The Columbus Day parade protest case against activist Russell Means was on-again, off-again Friday in Denver City and County Court.
Judge Claudia Jordan initially dismissed the case against him because the city failed to show "due diligence" in subpoenaing the arresting officer to appear, and the officer was absent.
The judge later reinstated the case because apparently she could not dismiss the case at a hearing called merely to determine whether certain evidence gathered at the time of arrest should be suppressed.
In addition to reinstating the case, however, she suppressed all evidence against Means, effectively foreclosing any conviction.

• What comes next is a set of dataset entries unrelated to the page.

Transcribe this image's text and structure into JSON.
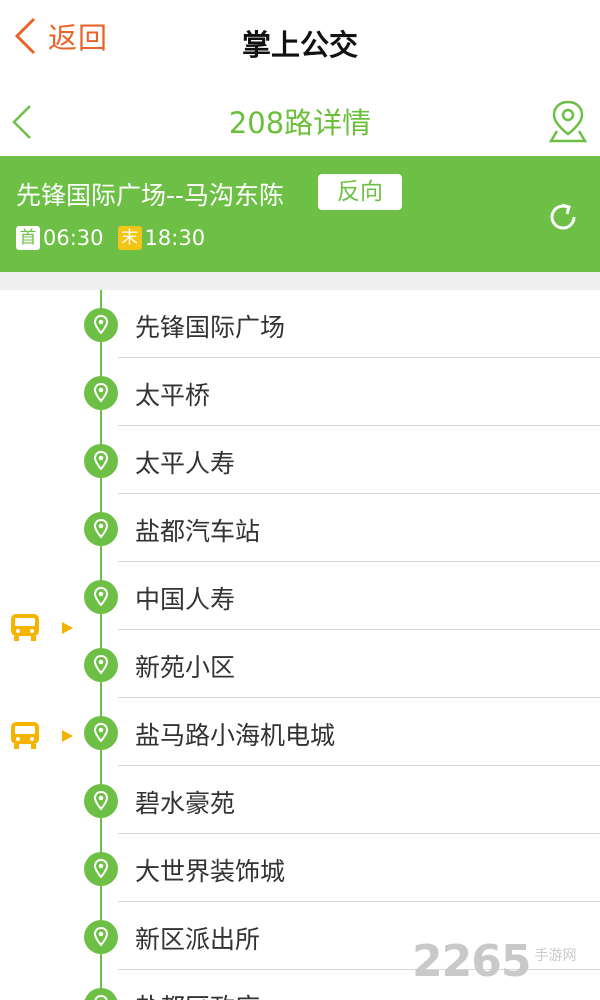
{
  "appbar": {
    "back_label": "返回",
    "title": "掌上公交"
  },
  "subbar": {
    "title": "208路详情"
  },
  "route": {
    "name": "先锋国际广场--马沟东陈",
    "reverse_label": "反向",
    "first_badge": "首",
    "first_time": "06:30",
    "last_badge": "末",
    "last_time": "18:30"
  },
  "stations": [
    "先锋国际广场",
    "太平桥",
    "太平人寿",
    "盐都汽车站",
    "中国人寿",
    "新苑小区",
    "盐马路小海机电城",
    "碧水豪苑",
    "大世界装饰城",
    "新区派出所",
    "盐都区政府"
  ],
  "watermark": {
    "number": "2265",
    "text": "手游网"
  },
  "colors": {
    "primary_green": "#6dc045",
    "accent_orange": "#e8642a",
    "bus_yellow": "#f5b400"
  },
  "icons": [
    "chevron-left-icon",
    "map-pin-icon",
    "refresh-icon",
    "location-pin-icon",
    "bus-icon"
  ]
}
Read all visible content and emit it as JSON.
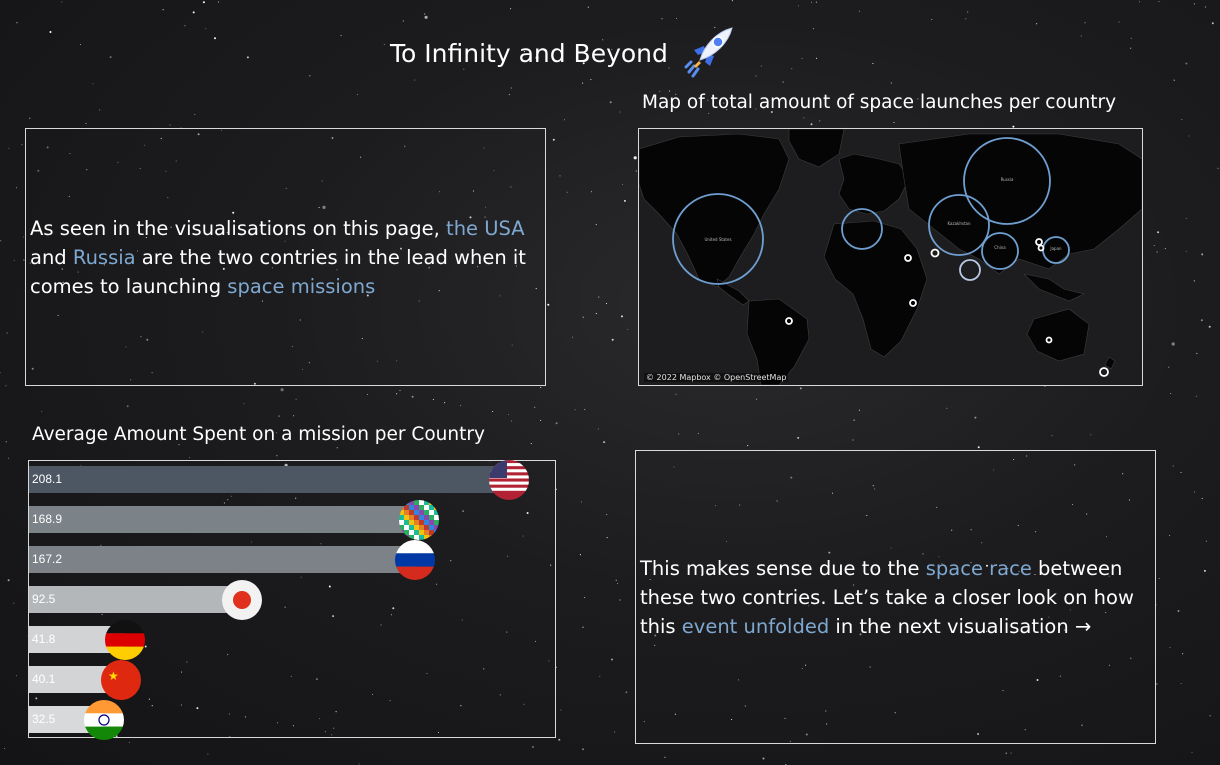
{
  "page": {
    "title": "To Infinity and Beyond",
    "title_icon": "rocket-icon"
  },
  "left_panel": {
    "parts": [
      "As seen in the visualisations on this page, ",
      "the USA",
      " and ",
      "Russia",
      " are the two contries in the lead when it comes to launching ",
      "space missions",
      ""
    ]
  },
  "map": {
    "title": "Map of total amount of space launches per country",
    "credit": "© 2022 Mapbox © OpenStreetMap",
    "labels": {
      "usa": "United States",
      "russia": "Russia",
      "kazakhstan": "Kazakhstan",
      "china": "China",
      "japan": "Japan"
    }
  },
  "bar_chart": {
    "title": "Average Amount  Spent on a mission per  Country"
  },
  "chart_data": {
    "type": "bar",
    "title": "Average Amount  Spent on a mission per  Country",
    "orientation": "horizontal",
    "categories": [
      "USA",
      "World",
      "Russia",
      "Japan",
      "Germany",
      "China",
      "India"
    ],
    "values": [
      208.1,
      168.9,
      167.2,
      92.5,
      41.8,
      40.1,
      32.5
    ],
    "labels": [
      "208.1",
      "168.9",
      "167.2",
      "92.5",
      "41.8",
      "40.1",
      "32.5"
    ],
    "icons": [
      "usa-flag-icon",
      "world-flags-icon",
      "russia-flag-icon",
      "japan-flag-icon",
      "germany-flag-icon",
      "china-flag-icon",
      "india-flag-icon"
    ],
    "colors": [
      "#4d5663",
      "#7b8288",
      "#7c8287",
      "#b4b7ba",
      "#d2d3d5",
      "#d3d4d6",
      "#d8d9da"
    ],
    "xlim": [
      0,
      208.1
    ],
    "grid": false
  },
  "right_panel": {
    "parts": [
      "This makes sense due to the ",
      "space race",
      " between these two contries. Let’s take a closer look on how this ",
      "event unfolded",
      " in the next visualisation →"
    ]
  },
  "colors": {
    "background": "#1c1c1e",
    "highlight": "#7fa8d1",
    "border": "#d9d9d9",
    "bubble_stroke": "#6f9fd1"
  }
}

Charges were also dropped against arrestees Shannon Francis and Glenn Spagnuolo because the city couldn't determine which police officers arrested them.
The city issued a general accusation of the defense that "they are trying to make this into a media spectacle."
The city's method of issuing subpoenas and the police department's method of complying with them was called into question, and two officers who had received subpoenas still could not appear until mid-afternoon Friday because they said there were sick children at home.
At that time, the officers did identify Glenn Morris, Julie Todd, and Kareena Montoya, so they (and, technically, Russell) will be on trial at 8:30 a.m. January 16 in Courtroom 117M, City and County Building, 1437 Bannock.
Lead defense attorney David Lane was sustained repeatedly over objections by the city during his examination of SWAT officer Tom McKibben, who arrested Julie Todd.
McKibben was questioned about his interaction with Todd, whom he denied calling an obscene name. She didn't talk to him, he said, but was singing "We Shall Overcome."
A wrist-lock--a form of pain compliance--was used to "pull her" apart from others, he said, and she was told that, because of the compliance hold, she could break her hand if she insisted on being carried rather than walking.
McKibben said he didn't know whether Todd heard a bullhorn command he said was repeated three times ordering people to leave the street. He also said he asked her three times, "Are you going to get up and leave?" which, Lane noted, was a question, not an order.
The judge cut off Lane's line of inquiry about evidence showing that the officer did or did not know whether the Columbus Day parade was a "lawful parade," and she denied the motion to suppress the police evidence.